Article 4: Medicine

We affirm that AI-related advances in medical technologies are expressions of God’s common grace through and for people created in His image and that these advances will increase our capacity to provide enhanced medical diagnostics and therapeutic interventions as we seek to care for all people. These advances should be guided by basic principles of medical ethics, including beneficence, non-maleficence, autonomy, and justice, which are all consistent with the biblical principle of loving our neighbor.

We deny that death and disease—effects of the Fall—can ultimately be eradicated apart from Jesus Christ. Utilitarian applications regarding healthcare distribution should not override the dignity of human life. Fur- 3 thermore, we reject the materialist and consequentialist worldview that understands medical applications of AI as a means of improving, changing, or completing human beings.

Matthew 5:45; John 11:25-26; 1 Corinthians 15:55-57; Galatians 6:2; Philippians 2:4

Article 3: Relationship of AI & Humanity

We affirm the use of AI to inform and aid human reasoning and moral decision-making because it is a tool that excels at processing data and making determinations, which often mimics or exceeds human ability. While AI excels in data-based computation, technology is incapable of possessing the capacity for moral agency or responsibility.

We deny that humans can or should cede our moral accountability or responsibilities to any form of AI that will ever be created. Only humanity will be judged by God on the basis of our actions and that of the tools we create. While technology can be created with a moral use in view, it is not a moral agent. Humans alone bear the responsibility for moral decision making.

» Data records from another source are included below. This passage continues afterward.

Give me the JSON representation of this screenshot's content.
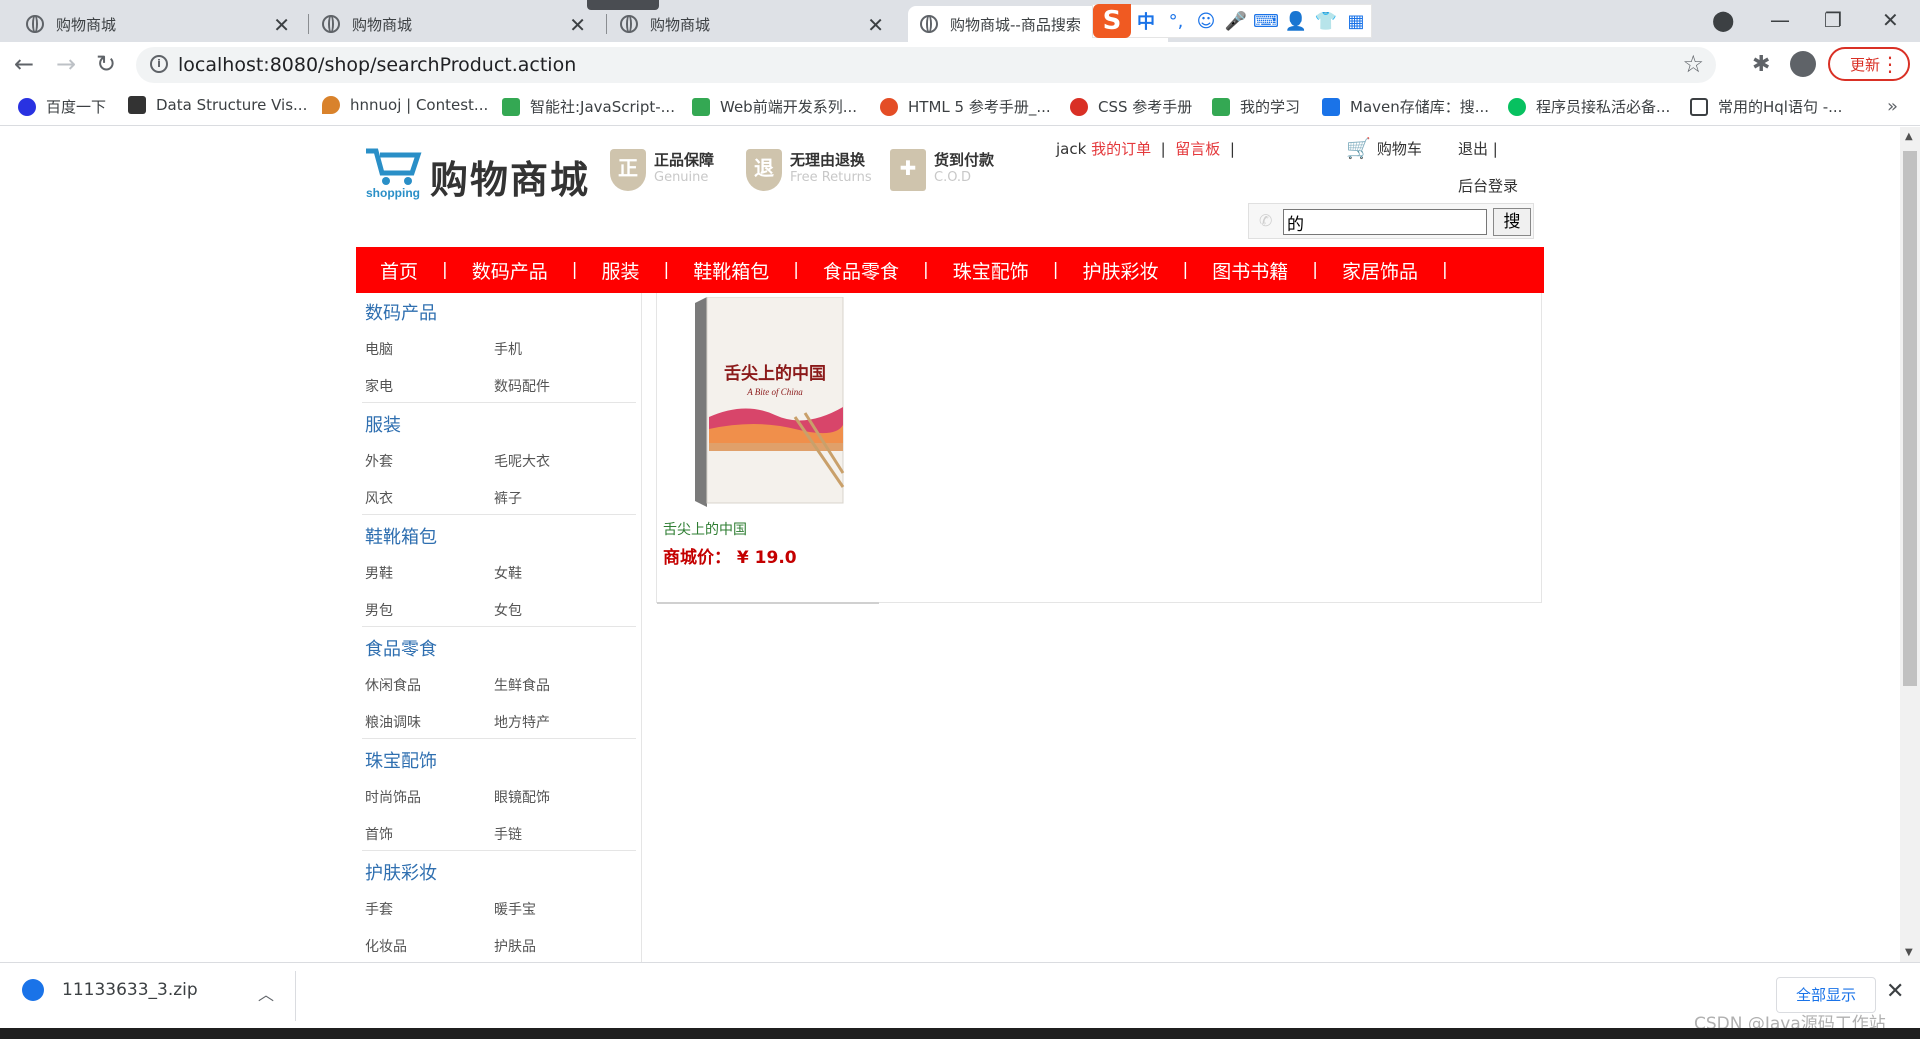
{
  "browser": {
    "tabs": [
      {
        "title": "购物商城",
        "active": false
      },
      {
        "title": "购物商城",
        "active": false
      },
      {
        "title": "购物商城",
        "active": false
      },
      {
        "title": "购物商城--商品搜索",
        "active": true
      }
    ],
    "ime": {
      "logo": "S",
      "mode": "中",
      "punct": "°,"
    },
    "url": "localhost:8080/shop/searchProduct.action",
    "update_label": "更新",
    "bookmarks": [
      {
        "label": "百度一下",
        "icon": "paw-icon",
        "color": "#2932e1"
      },
      {
        "label": "Data Structure Vis...",
        "icon": "dsv-icon",
        "color": "#333333"
      },
      {
        "label": "hnnuoj | Contest...",
        "icon": "pin-icon",
        "color": "#d9822b"
      },
      {
        "label": "智能社:JavaScript-...",
        "icon": "folder-icon",
        "color": "#34a853"
      },
      {
        "label": "Web前端开发系列...",
        "icon": "folder-icon",
        "color": "#34a853"
      },
      {
        "label": "HTML 5 参考手册_...",
        "icon": "w3-icon",
        "color": "#e44d26"
      },
      {
        "label": "CSS 参考手册",
        "icon": "css-icon",
        "color": "#d93025"
      },
      {
        "label": "我的学习",
        "icon": "folder-icon",
        "color": "#34a853"
      },
      {
        "label": "Maven存储库：搜...",
        "icon": "mvn-icon",
        "color": "#1a73e8"
      },
      {
        "label": "程序员接私活必备...",
        "icon": "wechat-icon",
        "color": "#07c160"
      },
      {
        "label": "常用的Hql语句 -...",
        "icon": "feather-icon",
        "color": "#3c4043"
      }
    ]
  },
  "site": {
    "brand": "购物商城",
    "brand_sub": "shopping",
    "promises": [
      {
        "cn": "正品保障",
        "en": "Genuine",
        "glyph": "正"
      },
      {
        "cn": "无理由退换",
        "en": "Free Returns",
        "glyph": "退"
      },
      {
        "cn": "货到付款",
        "en": "C.O.D",
        "glyph": "✚"
      }
    ],
    "user": {
      "name": "jack",
      "orders": "我的订单",
      "sep1": "|",
      "board": "留言板",
      "sep2": "|"
    },
    "cart_label": "购物车",
    "logout": "退出",
    "logout_sep": "|",
    "admin_login": "后台登录",
    "search": {
      "value": "的",
      "button": "搜"
    },
    "nav": [
      "首页",
      "数码产品",
      "服装",
      "鞋靴箱包",
      "食品零食",
      "珠宝配饰",
      "护肤彩妆",
      "图书书籍",
      "家居饰品"
    ],
    "nav_sep": "|",
    "categories": [
      {
        "title": "数码产品",
        "subs": [
          "电脑",
          "手机",
          "家电",
          "数码配件"
        ]
      },
      {
        "title": "服装",
        "subs": [
          "外套",
          "毛呢大衣",
          "风衣",
          "裤子"
        ]
      },
      {
        "title": "鞋靴箱包",
        "subs": [
          "男鞋",
          "女鞋",
          "男包",
          "女包"
        ]
      },
      {
        "title": "食品零食",
        "subs": [
          "休闲食品",
          "生鲜食品",
          "粮油调味",
          "地方特产"
        ]
      },
      {
        "title": "珠宝配饰",
        "subs": [
          "时尚饰品",
          "眼镜配饰",
          "首饰",
          "手链"
        ]
      },
      {
        "title": "护肤彩妆",
        "subs": [
          "手套",
          "暖手宝",
          "化妆品",
          "护肤品"
        ]
      }
    ],
    "product": {
      "name": "舌尖上的中国",
      "price_label": "商城价：",
      "price": "¥ 19.0",
      "cover_title": "舌尖上的中国",
      "cover_subtitle": "A Bite of China"
    }
  },
  "downloads": {
    "file": "11133633_3.zip",
    "show_all": "全部显示"
  },
  "watermark": "CSDN @Java源码工作站"
}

Romans 2:6-8; Galatians 5:19-21; 2 Peter 1:5-8; 1 John 2:1

Article 2: AI as Technology

We affirm that the development of AI is a demonstration of the unique creative abilities of human beings. When AI is employed in accordance with God’s moral will, it is an example of man’s obedience to the divine command to steward creation and to honor Him. We believe in innovation for the glory of God, the sake of human flourishing, and the love of neighbor. While we acknowledge the reality of the Fall and its consequences on human nature and human innovation, technology can be used in society to uphold human dignity. As a part of our God-given creative nature, human beings should develop and harness technology in ways that lead to greater flourishing and the alleviation of human suffering.

We deny that the use of AI is morally neutral. It is not worthy of man’s hope, worship, or love. Since the Lord Jesus alone can atone for sin and reconcile humanity to its Creator, technology such as AI cannot fulfill humanity’s ultimate needs. We further deny the goodness and benefit of any application of AI that devalues or degrades the dignity and worth of another human being. 

Genesis 2:25; Exodus 20:3; 31:1-11; Proverbs 16:4; Matthew 22:37-40; Romans 3:23

Article 1: Image of God

We affirm that God created each human being in His image with intrinsic and equal worth, dignity, and moral agency, distinct from all creation, and that humanity’s creativity is intended to reflect God’s creative pattern.

We deny that any part of creation, including any form of technology, should ever be used to usurp or subvert the dominion and stewardship which has been entrusted solely to humanity by God; nor should technology be assigned a level of human identity, worth, dignity, or moral agency.

Genesis 1:26-28; 5:1-2; Isaiah 43:6-7; Jeremiah 1:5; John 13:34; Colossians 1:16; 3:10; Ephesians 4:24